DNA analysis comparing family member samples to the unidentified remains has resulted in the identification of 6,838 individuals from the more than 8,100 reported missing following those 10 days in July. But there remains no trace of over 1,200 men and boys to this day.
On July 11th of each year, all of the newly identified dead are brought to the Srebrenica Genocide Memorial in Potočari for burial. Last Thursday, 409 additional sets of remains—often no more than a handful of bones—were laid to rest at the memorial. Included in the dead were 43 boys between the ages of 14 and 18, and a newborn infant who was born during the massacre. This brings the total number of remains interred here to 6,066.
Next week, as we explore this difficult topic further, we’ll look at the forensic anthropology challenges of mass graves.
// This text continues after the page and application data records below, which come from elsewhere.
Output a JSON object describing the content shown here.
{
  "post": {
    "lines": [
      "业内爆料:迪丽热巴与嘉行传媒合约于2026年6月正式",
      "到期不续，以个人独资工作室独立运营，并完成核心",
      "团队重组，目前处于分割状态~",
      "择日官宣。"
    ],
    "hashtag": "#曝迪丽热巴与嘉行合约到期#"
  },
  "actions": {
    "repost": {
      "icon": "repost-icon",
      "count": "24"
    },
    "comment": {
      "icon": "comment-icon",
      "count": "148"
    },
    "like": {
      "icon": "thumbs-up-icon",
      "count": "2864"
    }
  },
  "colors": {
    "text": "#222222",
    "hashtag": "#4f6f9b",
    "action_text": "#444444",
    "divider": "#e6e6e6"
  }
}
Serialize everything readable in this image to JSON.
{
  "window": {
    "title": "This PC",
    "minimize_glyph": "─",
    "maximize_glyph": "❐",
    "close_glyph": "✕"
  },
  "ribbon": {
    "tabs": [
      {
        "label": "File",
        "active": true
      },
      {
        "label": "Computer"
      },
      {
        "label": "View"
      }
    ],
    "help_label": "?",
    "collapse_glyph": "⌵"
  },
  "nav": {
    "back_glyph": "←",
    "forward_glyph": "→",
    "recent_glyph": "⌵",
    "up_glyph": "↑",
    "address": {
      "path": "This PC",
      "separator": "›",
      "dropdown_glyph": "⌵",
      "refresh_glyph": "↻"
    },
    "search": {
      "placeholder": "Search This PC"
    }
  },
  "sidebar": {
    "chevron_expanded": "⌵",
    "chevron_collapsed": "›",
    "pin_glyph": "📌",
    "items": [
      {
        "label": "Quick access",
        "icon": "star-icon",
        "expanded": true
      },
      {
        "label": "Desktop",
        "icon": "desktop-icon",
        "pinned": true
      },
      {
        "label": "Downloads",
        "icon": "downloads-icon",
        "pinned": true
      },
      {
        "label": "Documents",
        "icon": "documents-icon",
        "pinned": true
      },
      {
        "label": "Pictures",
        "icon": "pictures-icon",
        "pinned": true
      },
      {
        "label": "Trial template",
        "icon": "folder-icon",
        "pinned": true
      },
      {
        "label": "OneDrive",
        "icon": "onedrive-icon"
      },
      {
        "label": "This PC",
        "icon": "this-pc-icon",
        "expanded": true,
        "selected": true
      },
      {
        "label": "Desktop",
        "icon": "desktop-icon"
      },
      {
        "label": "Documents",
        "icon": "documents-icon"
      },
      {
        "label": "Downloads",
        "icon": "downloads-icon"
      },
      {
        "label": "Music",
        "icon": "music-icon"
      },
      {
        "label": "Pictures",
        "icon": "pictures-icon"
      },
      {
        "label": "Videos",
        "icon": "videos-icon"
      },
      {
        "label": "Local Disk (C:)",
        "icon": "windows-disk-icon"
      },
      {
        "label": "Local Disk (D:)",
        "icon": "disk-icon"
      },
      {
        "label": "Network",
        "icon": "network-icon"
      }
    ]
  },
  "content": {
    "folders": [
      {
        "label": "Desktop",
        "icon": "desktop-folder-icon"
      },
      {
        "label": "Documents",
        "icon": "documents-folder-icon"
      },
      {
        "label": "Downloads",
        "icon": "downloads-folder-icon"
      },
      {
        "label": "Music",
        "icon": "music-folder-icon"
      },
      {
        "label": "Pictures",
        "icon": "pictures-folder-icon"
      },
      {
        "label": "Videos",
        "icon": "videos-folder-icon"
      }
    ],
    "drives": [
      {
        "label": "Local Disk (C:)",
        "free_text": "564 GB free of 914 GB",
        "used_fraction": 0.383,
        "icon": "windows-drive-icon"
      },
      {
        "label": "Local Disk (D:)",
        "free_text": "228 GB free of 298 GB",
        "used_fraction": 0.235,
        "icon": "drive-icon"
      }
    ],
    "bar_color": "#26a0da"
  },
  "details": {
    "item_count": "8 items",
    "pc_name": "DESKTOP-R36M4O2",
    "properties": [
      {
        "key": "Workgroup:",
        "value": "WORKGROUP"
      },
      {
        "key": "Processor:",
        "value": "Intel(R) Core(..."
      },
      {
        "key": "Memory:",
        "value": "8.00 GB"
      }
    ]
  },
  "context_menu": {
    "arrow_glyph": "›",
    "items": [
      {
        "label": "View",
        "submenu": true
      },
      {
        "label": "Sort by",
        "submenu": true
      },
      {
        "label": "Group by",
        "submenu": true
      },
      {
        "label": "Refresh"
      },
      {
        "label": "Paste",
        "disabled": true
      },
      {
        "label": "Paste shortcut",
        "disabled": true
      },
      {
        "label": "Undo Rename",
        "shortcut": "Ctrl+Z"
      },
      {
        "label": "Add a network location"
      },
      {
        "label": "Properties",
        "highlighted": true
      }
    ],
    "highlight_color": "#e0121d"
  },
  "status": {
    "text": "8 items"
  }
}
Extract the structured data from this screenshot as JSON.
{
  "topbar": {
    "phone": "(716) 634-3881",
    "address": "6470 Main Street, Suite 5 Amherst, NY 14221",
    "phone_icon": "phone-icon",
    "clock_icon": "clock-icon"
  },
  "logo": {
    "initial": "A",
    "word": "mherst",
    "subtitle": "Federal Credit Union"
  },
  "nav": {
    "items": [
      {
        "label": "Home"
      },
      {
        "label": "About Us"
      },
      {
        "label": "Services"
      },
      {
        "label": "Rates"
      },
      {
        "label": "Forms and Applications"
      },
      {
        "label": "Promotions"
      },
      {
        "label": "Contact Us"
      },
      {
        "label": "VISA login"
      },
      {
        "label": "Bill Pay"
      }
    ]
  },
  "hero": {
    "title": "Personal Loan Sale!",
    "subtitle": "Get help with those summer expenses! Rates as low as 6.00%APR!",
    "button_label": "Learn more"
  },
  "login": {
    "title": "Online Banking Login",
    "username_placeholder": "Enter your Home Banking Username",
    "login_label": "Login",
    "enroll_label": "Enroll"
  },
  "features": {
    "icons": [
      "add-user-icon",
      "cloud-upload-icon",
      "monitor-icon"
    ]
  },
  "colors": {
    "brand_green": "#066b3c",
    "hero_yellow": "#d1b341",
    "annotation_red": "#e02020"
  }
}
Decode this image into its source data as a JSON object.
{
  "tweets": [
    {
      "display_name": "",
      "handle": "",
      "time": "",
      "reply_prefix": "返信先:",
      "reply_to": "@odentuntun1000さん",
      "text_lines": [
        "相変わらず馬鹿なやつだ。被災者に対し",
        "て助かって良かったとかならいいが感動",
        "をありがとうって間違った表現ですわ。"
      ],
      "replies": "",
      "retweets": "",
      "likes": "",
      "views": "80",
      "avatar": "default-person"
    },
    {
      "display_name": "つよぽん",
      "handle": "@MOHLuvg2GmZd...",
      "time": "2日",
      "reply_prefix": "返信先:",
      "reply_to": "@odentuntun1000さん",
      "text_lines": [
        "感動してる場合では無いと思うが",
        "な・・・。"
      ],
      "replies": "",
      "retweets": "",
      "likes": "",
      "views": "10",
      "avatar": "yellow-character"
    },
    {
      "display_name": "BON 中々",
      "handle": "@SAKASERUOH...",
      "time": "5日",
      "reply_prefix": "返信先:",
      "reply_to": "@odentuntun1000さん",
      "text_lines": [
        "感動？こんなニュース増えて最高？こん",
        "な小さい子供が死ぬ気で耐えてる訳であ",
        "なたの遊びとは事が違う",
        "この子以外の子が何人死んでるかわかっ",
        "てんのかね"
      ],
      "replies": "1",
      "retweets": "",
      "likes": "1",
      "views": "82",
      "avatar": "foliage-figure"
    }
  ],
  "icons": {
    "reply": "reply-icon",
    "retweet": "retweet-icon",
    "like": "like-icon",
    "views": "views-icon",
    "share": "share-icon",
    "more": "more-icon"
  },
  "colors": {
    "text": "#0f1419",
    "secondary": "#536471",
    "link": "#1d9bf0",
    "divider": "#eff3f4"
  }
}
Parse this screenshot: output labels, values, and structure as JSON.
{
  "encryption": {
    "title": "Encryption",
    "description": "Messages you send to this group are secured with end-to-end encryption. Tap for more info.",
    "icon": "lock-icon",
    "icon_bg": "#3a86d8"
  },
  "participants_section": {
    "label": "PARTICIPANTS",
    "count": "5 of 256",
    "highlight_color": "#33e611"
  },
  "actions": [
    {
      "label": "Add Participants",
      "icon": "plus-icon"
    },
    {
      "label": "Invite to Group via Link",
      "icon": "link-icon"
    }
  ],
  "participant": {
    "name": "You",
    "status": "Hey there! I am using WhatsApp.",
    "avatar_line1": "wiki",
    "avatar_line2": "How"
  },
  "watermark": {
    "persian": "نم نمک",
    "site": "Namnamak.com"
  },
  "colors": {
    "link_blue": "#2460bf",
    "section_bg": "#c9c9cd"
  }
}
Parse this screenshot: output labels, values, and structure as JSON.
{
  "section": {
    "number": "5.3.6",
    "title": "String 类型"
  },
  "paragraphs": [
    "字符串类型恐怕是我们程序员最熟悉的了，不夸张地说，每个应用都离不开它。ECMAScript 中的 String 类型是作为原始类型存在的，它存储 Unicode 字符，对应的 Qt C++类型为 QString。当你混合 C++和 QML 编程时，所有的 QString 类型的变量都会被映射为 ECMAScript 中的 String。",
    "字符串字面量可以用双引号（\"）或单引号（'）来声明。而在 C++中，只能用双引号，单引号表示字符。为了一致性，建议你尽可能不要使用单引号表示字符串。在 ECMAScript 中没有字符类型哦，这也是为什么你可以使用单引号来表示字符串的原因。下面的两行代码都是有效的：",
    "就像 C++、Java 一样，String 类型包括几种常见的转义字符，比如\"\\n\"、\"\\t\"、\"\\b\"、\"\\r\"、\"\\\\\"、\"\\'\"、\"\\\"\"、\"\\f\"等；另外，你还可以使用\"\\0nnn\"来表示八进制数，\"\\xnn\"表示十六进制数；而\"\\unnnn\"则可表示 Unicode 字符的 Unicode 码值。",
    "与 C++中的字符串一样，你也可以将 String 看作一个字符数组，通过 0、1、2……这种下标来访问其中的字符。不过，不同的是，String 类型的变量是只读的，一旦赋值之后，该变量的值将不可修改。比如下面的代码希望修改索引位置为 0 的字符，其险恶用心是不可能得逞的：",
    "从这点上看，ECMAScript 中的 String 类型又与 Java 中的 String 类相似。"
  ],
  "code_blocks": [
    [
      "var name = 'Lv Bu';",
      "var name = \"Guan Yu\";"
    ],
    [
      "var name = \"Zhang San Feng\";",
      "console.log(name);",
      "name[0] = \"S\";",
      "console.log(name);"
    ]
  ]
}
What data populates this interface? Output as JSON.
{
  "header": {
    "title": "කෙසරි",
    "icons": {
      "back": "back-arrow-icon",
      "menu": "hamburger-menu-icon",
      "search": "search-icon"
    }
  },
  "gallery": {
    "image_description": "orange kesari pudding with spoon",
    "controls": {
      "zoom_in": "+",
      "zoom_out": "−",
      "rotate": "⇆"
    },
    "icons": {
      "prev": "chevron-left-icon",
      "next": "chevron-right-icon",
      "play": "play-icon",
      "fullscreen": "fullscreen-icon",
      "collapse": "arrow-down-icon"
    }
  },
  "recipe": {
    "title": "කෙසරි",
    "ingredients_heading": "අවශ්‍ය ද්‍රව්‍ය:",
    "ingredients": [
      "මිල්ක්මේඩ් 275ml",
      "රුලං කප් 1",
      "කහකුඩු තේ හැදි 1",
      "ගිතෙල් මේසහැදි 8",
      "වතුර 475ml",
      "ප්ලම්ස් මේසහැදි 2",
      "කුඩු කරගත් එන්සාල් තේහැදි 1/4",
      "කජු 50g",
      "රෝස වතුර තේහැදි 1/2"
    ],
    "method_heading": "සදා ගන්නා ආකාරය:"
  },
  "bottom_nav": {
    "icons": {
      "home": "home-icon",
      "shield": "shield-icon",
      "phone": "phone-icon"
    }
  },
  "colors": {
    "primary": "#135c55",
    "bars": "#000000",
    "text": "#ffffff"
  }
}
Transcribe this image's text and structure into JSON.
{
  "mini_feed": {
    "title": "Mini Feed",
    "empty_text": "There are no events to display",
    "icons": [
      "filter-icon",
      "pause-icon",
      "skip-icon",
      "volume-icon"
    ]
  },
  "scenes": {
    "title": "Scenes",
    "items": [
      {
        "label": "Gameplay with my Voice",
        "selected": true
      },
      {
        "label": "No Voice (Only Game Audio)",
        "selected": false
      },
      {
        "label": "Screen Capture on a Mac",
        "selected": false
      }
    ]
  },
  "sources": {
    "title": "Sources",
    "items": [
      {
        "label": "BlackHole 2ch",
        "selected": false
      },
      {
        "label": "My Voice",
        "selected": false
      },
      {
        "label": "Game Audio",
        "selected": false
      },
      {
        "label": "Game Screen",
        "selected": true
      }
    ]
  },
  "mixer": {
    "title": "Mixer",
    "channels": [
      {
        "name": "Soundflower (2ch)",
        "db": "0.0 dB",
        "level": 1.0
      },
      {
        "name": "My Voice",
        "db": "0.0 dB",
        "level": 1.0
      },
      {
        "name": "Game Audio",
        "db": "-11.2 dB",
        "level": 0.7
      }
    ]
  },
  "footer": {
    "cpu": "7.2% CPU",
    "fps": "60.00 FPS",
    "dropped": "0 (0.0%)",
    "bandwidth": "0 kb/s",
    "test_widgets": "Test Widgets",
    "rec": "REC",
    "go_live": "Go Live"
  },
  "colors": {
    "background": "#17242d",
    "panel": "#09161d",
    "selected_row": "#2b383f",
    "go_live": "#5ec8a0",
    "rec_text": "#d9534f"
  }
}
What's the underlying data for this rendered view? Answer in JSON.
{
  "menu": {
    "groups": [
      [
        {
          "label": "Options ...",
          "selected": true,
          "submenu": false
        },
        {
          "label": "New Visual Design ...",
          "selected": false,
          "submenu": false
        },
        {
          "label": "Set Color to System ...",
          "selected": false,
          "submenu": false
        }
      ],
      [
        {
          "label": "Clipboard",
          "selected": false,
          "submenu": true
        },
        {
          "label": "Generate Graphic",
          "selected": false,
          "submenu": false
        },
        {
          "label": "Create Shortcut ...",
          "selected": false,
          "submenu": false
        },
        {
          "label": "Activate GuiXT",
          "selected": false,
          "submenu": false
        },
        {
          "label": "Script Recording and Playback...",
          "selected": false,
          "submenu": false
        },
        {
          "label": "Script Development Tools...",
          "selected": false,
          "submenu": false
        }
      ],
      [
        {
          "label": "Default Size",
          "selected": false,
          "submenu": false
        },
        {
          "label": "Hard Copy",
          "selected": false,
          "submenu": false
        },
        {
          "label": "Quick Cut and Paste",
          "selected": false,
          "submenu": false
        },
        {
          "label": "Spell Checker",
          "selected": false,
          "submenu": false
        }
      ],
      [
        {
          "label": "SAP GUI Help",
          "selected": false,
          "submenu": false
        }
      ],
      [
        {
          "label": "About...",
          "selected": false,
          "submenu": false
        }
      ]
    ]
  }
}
Photo credit: green-draped coffins—Almir Dzanovic, mass grave exhumation— Photograph provided courtesy of the ICTY, Potocari gravestones— Michael Büker, Potocari Memorial—Mazbln and Potocari Memorial names— Michael Büker; all Wikimedia Commons